[Data about app and page elements]
----

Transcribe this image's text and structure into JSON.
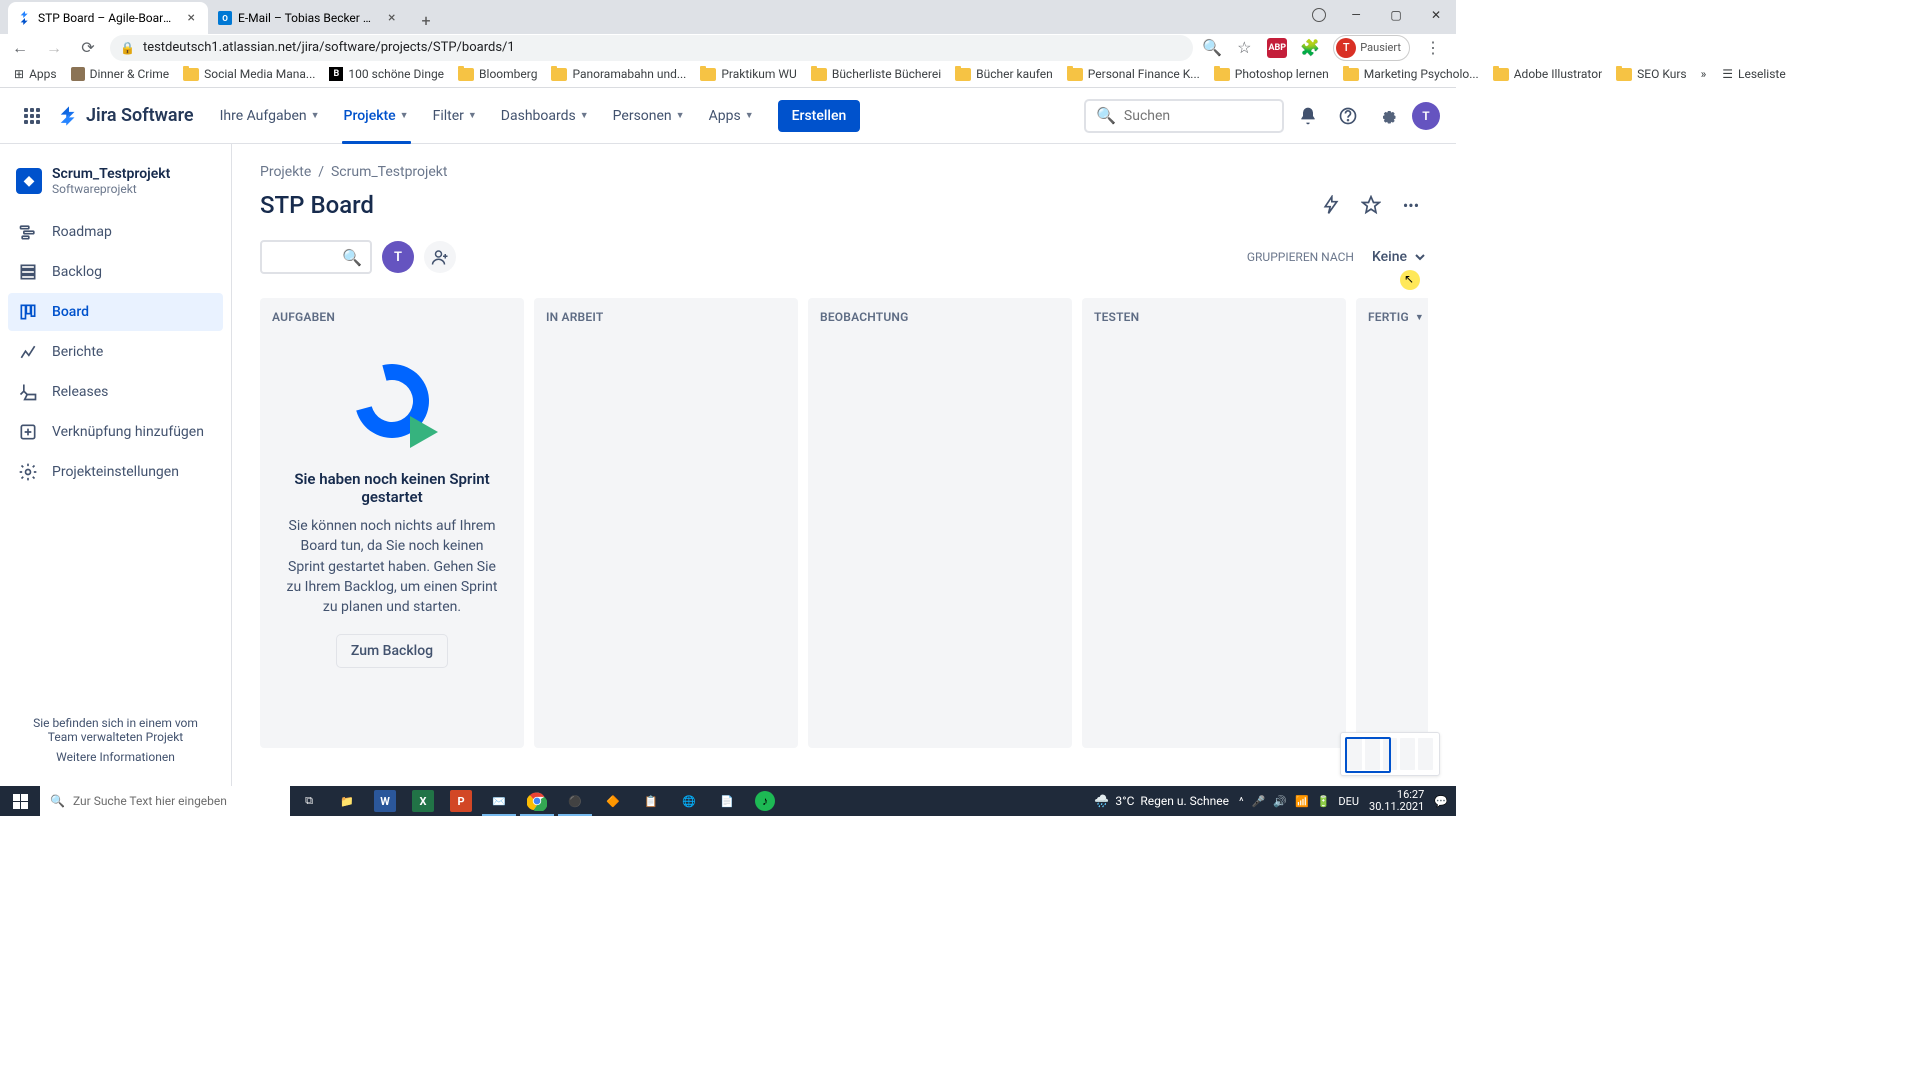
{
  "browser": {
    "tabs": [
      {
        "title": "STP Board – Agile-Board - Jira",
        "active": true,
        "favicon": "jira"
      },
      {
        "title": "E-Mail – Tobias Becker – Outlook",
        "active": false,
        "favicon": "outlook"
      }
    ],
    "url": "testdeutsch1.atlassian.net/jira/software/projects/STP/boards/1",
    "profile_label": "Pausiert",
    "profile_initial": "T",
    "bookmarks": [
      {
        "label": "Apps",
        "icon": "grid"
      },
      {
        "label": "Dinner & Crime",
        "icon": "jh"
      },
      {
        "label": "Social Media Mana...",
        "icon": "folder"
      },
      {
        "label": "100 schöne Dinge",
        "icon": "b"
      },
      {
        "label": "Bloomberg",
        "icon": "folder"
      },
      {
        "label": "Panoramabahn und...",
        "icon": "folder"
      },
      {
        "label": "Praktikum WU",
        "icon": "folder"
      },
      {
        "label": "Bücherliste Bücherei",
        "icon": "folder"
      },
      {
        "label": "Bücher kaufen",
        "icon": "folder"
      },
      {
        "label": "Personal Finance K...",
        "icon": "folder"
      },
      {
        "label": "Photoshop lernen",
        "icon": "folder"
      },
      {
        "label": "Marketing Psycholo...",
        "icon": "folder"
      },
      {
        "label": "Adobe Illustrator",
        "icon": "folder"
      },
      {
        "label": "SEO Kurs",
        "icon": "folder"
      }
    ],
    "reading_list": "Leseliste"
  },
  "jira_header": {
    "logo": "Jira Software",
    "nav": [
      {
        "label": "Ihre Aufgaben",
        "dropdown": true,
        "active": false
      },
      {
        "label": "Projekte",
        "dropdown": true,
        "active": true
      },
      {
        "label": "Filter",
        "dropdown": true,
        "active": false
      },
      {
        "label": "Dashboards",
        "dropdown": true,
        "active": false
      },
      {
        "label": "Personen",
        "dropdown": true,
        "active": false
      },
      {
        "label": "Apps",
        "dropdown": true,
        "active": false
      }
    ],
    "create_label": "Erstellen",
    "search_placeholder": "Suchen",
    "avatar_initial": "T"
  },
  "sidebar": {
    "project": {
      "name": "Scrum_Testprojekt",
      "type": "Softwareprojekt"
    },
    "items": [
      {
        "label": "Roadmap",
        "icon": "roadmap",
        "active": false
      },
      {
        "label": "Backlog",
        "icon": "backlog",
        "active": false
      },
      {
        "label": "Board",
        "icon": "board",
        "active": true
      },
      {
        "label": "Berichte",
        "icon": "reports",
        "active": false
      },
      {
        "label": "Releases",
        "icon": "releases",
        "active": false
      },
      {
        "label": "Verknüpfung hinzufügen",
        "icon": "link",
        "active": false
      },
      {
        "label": "Projekteinstellungen",
        "icon": "gear",
        "active": false
      }
    ],
    "footer_text": "Sie befinden sich in einem vom Team verwalteten Projekt",
    "footer_link": "Weitere Informationen"
  },
  "content": {
    "breadcrumb": [
      "Projekte",
      "Scrum_Testprojekt"
    ],
    "title": "STP Board",
    "avatar_initial": "T",
    "group_label": "GRUPPIEREN NACH",
    "group_value": "Keine",
    "columns": [
      {
        "name": "AUFGABEN"
      },
      {
        "name": "IN ARBEIT"
      },
      {
        "name": "BEOBACHTUNG"
      },
      {
        "name": "TESTEN"
      },
      {
        "name": "FERTIG",
        "dropdown": true
      }
    ],
    "empty_state": {
      "title": "Sie haben noch keinen Sprint gestartet",
      "text": "Sie können noch nichts auf Ihrem Board tun, da Sie noch keinen Sprint gestartet haben. Gehen Sie zu Ihrem Backlog, um einen Sprint zu planen und starten.",
      "button": "Zum Backlog"
    }
  },
  "taskbar": {
    "search_placeholder": "Zur Suche Text hier eingeben",
    "weather_temp": "3°C",
    "weather_text": "Regen u. Schnee",
    "lang": "DEU",
    "time": "16:27",
    "date": "30.11.2021"
  }
}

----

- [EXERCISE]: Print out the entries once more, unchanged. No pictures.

- [ANSWER FOR THE TASK]:
Transcribe this image's text and structure into JSON.
{
  "browser": {
    "tabs": [
      {
        "title": "STP Board – Agile-Board - Jira",
        "active": true,
        "favicon": "jira"
      },
      {
        "title": "E-Mail – Tobias Becker – Outlook",
        "active": false,
        "favicon": "outlook"
      }
    ],
    "url": "testdeutsch1.atlassian.net/jira/software/projects/STP/boards/1",
    "profile_label": "Pausiert",
    "profile_initial": "T",
    "bookmarks": [
      {
        "label": "Apps",
        "icon": "grid"
      },
      {
        "label": "Dinner & Crime",
        "icon": "jh"
      },
      {
        "label": "Social Media Mana...",
        "icon": "folder"
      },
      {
        "label": "100 schöne Dinge",
        "icon": "b"
      },
      {
        "label": "Bloomberg",
        "icon": "folder"
      },
      {
        "label": "Panoramabahn und...",
        "icon": "folder"
      },
      {
        "label": "Praktikum WU",
        "icon": "folder"
      },
      {
        "label": "Bücherliste Bücherei",
        "icon": "folder"
      },
      {
        "label": "Bücher kaufen",
        "icon": "folder"
      },
      {
        "label": "Personal Finance K...",
        "icon": "folder"
      },
      {
        "label": "Photoshop lernen",
        "icon": "folder"
      },
      {
        "label": "Marketing Psycholo...",
        "icon": "folder"
      },
      {
        "label": "Adobe Illustrator",
        "icon": "folder"
      },
      {
        "label": "SEO Kurs",
        "icon": "folder"
      }
    ],
    "reading_list": "Leseliste"
  },
  "jira_header": {
    "logo": "Jira Software",
    "nav": [
      {
        "label": "Ihre Aufgaben",
        "dropdown": true,
        "active": false
      },
      {
        "label": "Projekte",
        "dropdown": true,
        "active": true
      },
      {
        "label": "Filter",
        "dropdown": true,
        "active": false
      },
      {
        "label": "Dashboards",
        "dropdown": true,
        "active": false
      },
      {
        "label": "Personen",
        "dropdown": true,
        "active": false
      },
      {
        "label": "Apps",
        "dropdown": true,
        "active": false
      }
    ],
    "create_label": "Erstellen",
    "search_placeholder": "Suchen",
    "avatar_initial": "T"
  },
  "sidebar": {
    "project": {
      "name": "Scrum_Testprojekt",
      "type": "Softwareprojekt"
    },
    "items": [
      {
        "label": "Roadmap",
        "icon": "roadmap",
        "active": false
      },
      {
        "label": "Backlog",
        "icon": "backlog",
        "active": false
      },
      {
        "label": "Board",
        "icon": "board",
        "active": true
      },
      {
        "label": "Berichte",
        "icon": "reports",
        "active": false
      },
      {
        "label": "Releases",
        "icon": "releases",
        "active": false
      },
      {
        "label": "Verknüpfung hinzufügen",
        "icon": "link",
        "active": false
      },
      {
        "label": "Projekteinstellungen",
        "icon": "gear",
        "active": false
      }
    ],
    "footer_text": "Sie befinden sich in einem vom Team verwalteten Projekt",
    "footer_link": "Weitere Informationen"
  },
  "content": {
    "breadcrumb": [
      "Projekte",
      "Scrum_Testprojekt"
    ],
    "title": "STP Board",
    "avatar_initial": "T",
    "group_label": "GRUPPIEREN NACH",
    "group_value": "Keine",
    "columns": [
      {
        "name": "AUFGABEN"
      },
      {
        "name": "IN ARBEIT"
      },
      {
        "name": "BEOBACHTUNG"
      },
      {
        "name": "TESTEN"
      },
      {
        "name": "FERTIG",
        "dropdown": true
      }
    ],
    "empty_state": {
      "title": "Sie haben noch keinen Sprint gestartet",
      "text": "Sie können noch nichts auf Ihrem Board tun, da Sie noch keinen Sprint gestartet haben. Gehen Sie zu Ihrem Backlog, um einen Sprint zu planen und starten.",
      "button": "Zum Backlog"
    }
  },
  "taskbar": {
    "search_placeholder": "Zur Suche Text hier eingeben",
    "weather_temp": "3°C",
    "weather_text": "Regen u. Schnee",
    "lang": "DEU",
    "time": "16:27",
    "date": "30.11.2021"
  }
}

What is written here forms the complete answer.